I recall elements of a review I wrote in response to a Kitchener concert a few years previously. She drew material from three albums including her self-titled 1989 debut, B’tween the Earth and My Soul (1994) and It’s a Personal Thing (1997). She released Everything Is Moving in 2013.
Her first set included I’m a Beauty. Smith possesses a disarming honesty and she introduced the autobiographical song by recalling times in her adolescence when the femininity of a tall, gangly girl was tested by the callous insensitivity of others. She said she wrote the song while cradling a six-pack of beer and sitting on the floor of a motel room in Saskatchewan during her first tour. We have all been there; if not in the details but in the existential circumstance.
The evening’s highlight was My Bonny, her best-loved and best-known song. She re-imagined the traditional ballad with contemporary lyrics that capture the original’s haunting sense of loss and bone-aching sadness.
Smith’s candour and vulnerability were evident when I interviewed to her prior to the concert. It had been a hellish few years of illness and injury including addiction to painkillers. Yet, she emerged from the long, dark tunnel of pain a stronger woman and a rejuvenated artist.
Smith has never been prolific. Songwriting has always been a struggle, which makes the gift of her song craft all the more remarkable. Her medical trials made writing even more difficult. Nonetheless, when she completed I Built a Boat, begun more than a decade earlier, she interpreted the song as a promising sign.
PERFORMANCE WORKSHOP with Laura Smith
Saturday, April 14. 10 am. $20 advance, $25 at the door
Smith hosts a workshop for songwriters and non-songwriters alike who dream of performing and need some guidance to cope with such obstacles as nerves or shyness. Drawing on more than 30 years’ experience, she is joined by Mills and Dunn. In addition to producing, musical directing and arranging, Dunn has worked with a Who’s Who of East Coast recording artists. Arguably Canada’s best known folk music producer, Mills produced Stan Rogers and many other Canadian artists. He is an accomplished guitarist.
DAVE GUNNING & J.P. CORMIER in CONCERT
Saturday, April 14. 8pm. SOLD OUT
A dear friend returns to Folk Night at the Registry — with a close friend in hand. Nova Scotia’s Dave Gunning first appeared at the Registry during his first tour outside of the Maritimes. His regular returns have always been well-received. Meanwhile, Prince Edward Island native J.P. Cormier is making his debut.
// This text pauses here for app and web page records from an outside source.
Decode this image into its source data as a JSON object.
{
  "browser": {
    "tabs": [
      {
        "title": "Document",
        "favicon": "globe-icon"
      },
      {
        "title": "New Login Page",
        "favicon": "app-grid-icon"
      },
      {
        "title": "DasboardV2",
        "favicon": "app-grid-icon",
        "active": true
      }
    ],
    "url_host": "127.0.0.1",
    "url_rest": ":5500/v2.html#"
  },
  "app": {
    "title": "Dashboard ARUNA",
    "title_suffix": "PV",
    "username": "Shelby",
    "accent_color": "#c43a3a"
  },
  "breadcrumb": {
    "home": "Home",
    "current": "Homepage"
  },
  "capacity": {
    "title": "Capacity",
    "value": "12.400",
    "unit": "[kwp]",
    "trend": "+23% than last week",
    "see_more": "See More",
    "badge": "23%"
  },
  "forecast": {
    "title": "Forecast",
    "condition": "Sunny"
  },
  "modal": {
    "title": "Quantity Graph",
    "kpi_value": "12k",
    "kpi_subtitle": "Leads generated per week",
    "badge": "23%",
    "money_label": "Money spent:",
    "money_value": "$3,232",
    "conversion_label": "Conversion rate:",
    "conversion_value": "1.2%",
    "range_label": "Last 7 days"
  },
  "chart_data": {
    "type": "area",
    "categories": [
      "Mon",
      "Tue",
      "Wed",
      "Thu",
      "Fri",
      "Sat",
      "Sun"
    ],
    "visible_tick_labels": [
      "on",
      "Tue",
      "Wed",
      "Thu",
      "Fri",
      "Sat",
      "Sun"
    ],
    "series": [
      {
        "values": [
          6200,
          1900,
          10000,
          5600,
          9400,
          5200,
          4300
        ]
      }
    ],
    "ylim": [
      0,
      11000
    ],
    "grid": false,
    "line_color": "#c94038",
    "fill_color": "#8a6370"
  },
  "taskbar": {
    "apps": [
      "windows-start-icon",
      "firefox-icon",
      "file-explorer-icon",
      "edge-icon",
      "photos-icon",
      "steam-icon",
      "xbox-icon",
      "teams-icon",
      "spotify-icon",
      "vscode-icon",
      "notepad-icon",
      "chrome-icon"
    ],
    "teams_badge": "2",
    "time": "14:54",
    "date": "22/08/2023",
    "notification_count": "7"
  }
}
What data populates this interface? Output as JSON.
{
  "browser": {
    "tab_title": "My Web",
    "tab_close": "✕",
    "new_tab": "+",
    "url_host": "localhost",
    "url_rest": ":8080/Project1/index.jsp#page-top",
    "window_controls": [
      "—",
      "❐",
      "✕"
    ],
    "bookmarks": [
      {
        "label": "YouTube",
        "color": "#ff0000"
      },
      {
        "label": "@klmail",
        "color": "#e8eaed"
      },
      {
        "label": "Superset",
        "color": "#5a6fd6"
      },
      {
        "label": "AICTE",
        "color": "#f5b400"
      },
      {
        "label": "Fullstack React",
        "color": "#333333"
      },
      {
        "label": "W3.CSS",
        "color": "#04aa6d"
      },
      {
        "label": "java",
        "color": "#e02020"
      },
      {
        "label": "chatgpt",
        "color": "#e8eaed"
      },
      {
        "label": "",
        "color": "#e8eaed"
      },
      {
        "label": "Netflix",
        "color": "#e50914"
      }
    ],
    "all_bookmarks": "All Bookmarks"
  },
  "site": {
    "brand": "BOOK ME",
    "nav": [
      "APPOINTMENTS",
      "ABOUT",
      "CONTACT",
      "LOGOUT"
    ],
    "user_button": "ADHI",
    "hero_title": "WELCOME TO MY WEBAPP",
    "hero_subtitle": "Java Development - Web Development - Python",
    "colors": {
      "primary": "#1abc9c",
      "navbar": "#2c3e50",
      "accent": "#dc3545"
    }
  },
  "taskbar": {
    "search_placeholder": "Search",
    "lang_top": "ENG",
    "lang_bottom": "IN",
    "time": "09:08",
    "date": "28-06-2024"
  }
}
These two musical compadres have been playing and writing together for more than 20 years including two cross-Canada tours in the 1990s (Gunning was Cormier’s bass player) and the 2002 Stompin’ Tom Connors tour (the music icon’s last major tour).
More recently, they’ve been showing up occassionally at each other’s concerts, sharing the stage. On days off at home in Nova Scotia’s Pictou County they often hang out together. They have a vocal blend and ability to play the guitar together comparable to brotherly bond.
And they are coming to the Registry with a brand-spanking new album, their first collaborative release.
SING 2 (Choir) WORKSHOP with Tom Leighton
Saturday, April 14. 1 pm. $20 advance, $25 at the door
Tom Leighton returns to the Registry after hosting Sing 1 last year. He provides his own choral arrangements for selected Canadian folk songs designed to get everyone singing along — in harmony. No choir or music reading experience is necessary. He promises to teach some vocal techniques and exercises, but not at the expense of having fun. Leighton teaches at Wexford School for the Arts as part of their music theatre team, conducting the pit band and teaching the vocal repertoire. He has led community choirs at the Blue Skies Festival and Summerfolk for several seasons and Sing at Eaglewood, a vocal music weekend.
Information & tickets for both concerts and workshops are available at www.folknight.ca